The Day the Crayons Quit by Drew Daywalt
Could anyone before this book ever imagine life from the point of view of a crayon? Published in 2013, this book still feels like a breath of fresh air – original, witty, and just so very clever. It challenges any reader, young or old, to question their fixed ideas about things (why can’t a beach ball be black or a dinosaur pink?) and to think about things from a different perspective (“I’m only used…to fill in empty space between other things,” says White crayon and it leaves him feeling “empty”).
In the story the crayons write letters to their owner, Duncan, listing a series of grievances about over-use, under-use, boredom, conflict. In short, they go on strike. And Duncan has to reimagine how he can use his crayons to keep them happy.
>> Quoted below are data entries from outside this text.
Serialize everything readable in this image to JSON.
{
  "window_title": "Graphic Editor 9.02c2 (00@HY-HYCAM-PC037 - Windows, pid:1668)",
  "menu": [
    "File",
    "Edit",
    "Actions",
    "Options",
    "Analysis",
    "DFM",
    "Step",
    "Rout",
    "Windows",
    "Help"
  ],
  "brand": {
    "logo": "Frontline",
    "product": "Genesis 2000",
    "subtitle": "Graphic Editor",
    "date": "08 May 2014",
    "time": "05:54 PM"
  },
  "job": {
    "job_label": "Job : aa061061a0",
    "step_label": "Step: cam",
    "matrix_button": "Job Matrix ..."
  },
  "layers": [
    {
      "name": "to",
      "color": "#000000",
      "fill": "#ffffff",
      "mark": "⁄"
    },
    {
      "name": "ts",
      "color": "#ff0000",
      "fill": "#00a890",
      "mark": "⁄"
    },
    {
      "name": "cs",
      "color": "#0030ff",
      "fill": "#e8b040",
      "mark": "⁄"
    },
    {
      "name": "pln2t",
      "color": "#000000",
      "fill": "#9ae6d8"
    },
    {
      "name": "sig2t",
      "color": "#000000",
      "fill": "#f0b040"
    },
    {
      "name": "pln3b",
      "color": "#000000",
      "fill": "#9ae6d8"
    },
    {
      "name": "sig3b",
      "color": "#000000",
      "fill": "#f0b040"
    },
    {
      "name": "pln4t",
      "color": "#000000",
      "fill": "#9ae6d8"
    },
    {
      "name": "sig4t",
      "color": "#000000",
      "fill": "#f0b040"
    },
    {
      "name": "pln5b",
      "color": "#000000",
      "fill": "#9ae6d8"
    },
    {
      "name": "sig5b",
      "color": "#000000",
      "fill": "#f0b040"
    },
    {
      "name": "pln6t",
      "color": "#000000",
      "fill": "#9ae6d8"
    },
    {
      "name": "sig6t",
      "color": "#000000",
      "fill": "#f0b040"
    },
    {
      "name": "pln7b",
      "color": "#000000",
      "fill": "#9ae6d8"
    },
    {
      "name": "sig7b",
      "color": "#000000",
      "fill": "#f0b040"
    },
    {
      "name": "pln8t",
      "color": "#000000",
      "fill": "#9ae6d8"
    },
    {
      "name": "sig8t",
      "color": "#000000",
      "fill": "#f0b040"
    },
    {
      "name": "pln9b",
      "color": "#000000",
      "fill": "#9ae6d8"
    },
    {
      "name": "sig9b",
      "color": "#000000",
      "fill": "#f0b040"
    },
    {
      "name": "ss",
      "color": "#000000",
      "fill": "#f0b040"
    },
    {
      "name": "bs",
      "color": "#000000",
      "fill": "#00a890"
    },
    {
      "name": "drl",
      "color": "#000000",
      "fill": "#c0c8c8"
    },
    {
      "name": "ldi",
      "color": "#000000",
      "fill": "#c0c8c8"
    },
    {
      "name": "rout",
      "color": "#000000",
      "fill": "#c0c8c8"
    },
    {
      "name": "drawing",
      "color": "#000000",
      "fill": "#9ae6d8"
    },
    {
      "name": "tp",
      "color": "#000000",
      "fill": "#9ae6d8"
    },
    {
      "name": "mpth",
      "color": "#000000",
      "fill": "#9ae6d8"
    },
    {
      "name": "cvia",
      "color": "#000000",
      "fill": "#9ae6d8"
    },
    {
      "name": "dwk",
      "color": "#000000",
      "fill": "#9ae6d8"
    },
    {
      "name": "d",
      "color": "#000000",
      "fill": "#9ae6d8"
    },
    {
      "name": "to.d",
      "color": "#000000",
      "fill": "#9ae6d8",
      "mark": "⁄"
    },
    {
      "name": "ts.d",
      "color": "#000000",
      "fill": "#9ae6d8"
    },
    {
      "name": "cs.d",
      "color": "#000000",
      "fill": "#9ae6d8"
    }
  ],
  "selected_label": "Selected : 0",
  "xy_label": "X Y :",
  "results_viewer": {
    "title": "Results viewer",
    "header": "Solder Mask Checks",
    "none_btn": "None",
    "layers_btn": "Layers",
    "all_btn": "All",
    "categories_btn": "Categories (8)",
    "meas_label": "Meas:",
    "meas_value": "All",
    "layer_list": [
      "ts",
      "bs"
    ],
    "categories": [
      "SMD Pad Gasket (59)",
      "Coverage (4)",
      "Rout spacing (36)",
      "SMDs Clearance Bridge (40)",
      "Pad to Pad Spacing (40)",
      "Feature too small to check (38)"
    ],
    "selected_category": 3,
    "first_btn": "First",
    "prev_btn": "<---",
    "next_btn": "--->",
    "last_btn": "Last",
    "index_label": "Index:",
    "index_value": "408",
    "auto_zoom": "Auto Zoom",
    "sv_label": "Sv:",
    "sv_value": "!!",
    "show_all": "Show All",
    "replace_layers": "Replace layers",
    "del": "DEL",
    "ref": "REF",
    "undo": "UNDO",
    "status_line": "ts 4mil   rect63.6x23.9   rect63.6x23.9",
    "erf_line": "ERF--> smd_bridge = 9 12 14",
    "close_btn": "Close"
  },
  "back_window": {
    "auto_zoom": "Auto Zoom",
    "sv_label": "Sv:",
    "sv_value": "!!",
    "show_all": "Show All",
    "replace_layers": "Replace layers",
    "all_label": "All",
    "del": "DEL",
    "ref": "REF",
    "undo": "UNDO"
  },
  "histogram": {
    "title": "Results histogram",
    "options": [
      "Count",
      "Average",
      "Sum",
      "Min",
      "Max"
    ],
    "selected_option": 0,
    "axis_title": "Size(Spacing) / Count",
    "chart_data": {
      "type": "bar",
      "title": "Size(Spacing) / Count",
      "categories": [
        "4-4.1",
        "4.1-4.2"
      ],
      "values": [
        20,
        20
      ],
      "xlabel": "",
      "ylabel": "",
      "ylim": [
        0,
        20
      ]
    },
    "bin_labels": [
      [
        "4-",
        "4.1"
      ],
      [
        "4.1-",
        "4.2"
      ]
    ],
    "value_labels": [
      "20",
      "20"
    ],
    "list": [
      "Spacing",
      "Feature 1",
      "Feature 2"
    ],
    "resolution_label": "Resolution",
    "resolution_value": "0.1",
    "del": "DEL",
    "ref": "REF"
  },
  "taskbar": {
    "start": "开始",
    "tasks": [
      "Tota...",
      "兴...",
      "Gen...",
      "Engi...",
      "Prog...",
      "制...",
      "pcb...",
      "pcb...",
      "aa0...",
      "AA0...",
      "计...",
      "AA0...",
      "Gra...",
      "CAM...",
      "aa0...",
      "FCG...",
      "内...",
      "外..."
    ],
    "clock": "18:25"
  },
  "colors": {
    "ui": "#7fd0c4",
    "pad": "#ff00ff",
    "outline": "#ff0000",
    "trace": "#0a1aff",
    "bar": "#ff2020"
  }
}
One thing I noticed after my kids started school was just how quickly they start to conform and to adopt accepted ideas, particularly in the creative space. Whilst the art they bring home now is undoubtedly more polished and more recognisable, I nevertheless miss the explosive, joyful, wacky creations that used to fill our house in pre-school days. And I love the way this book reignites that idea of creativity untethered.
If all that wasn’t enough to recommend it, the book is also illustrated by the enormously talented Oliver Jeffers and that in itself is a call to action – read this book now.
Written by Drew Daywalt and illustrated by Oliver Jeffers. Publisher: HarperCollins Children’s Books, ISBN 978-0-00-751376-5
And there you have it.
A short but sweet list of (mostly modern) classic children’s picture books that are impossible not to enjoy.
Bonus book links
Elaine Williams is a children’s author living in New Zealand. Her debut book, 'Arturo and the Glitter Glue', is available to buy online at www.arturothemouse.co.nz and at selected independent bookstores within New Zealand.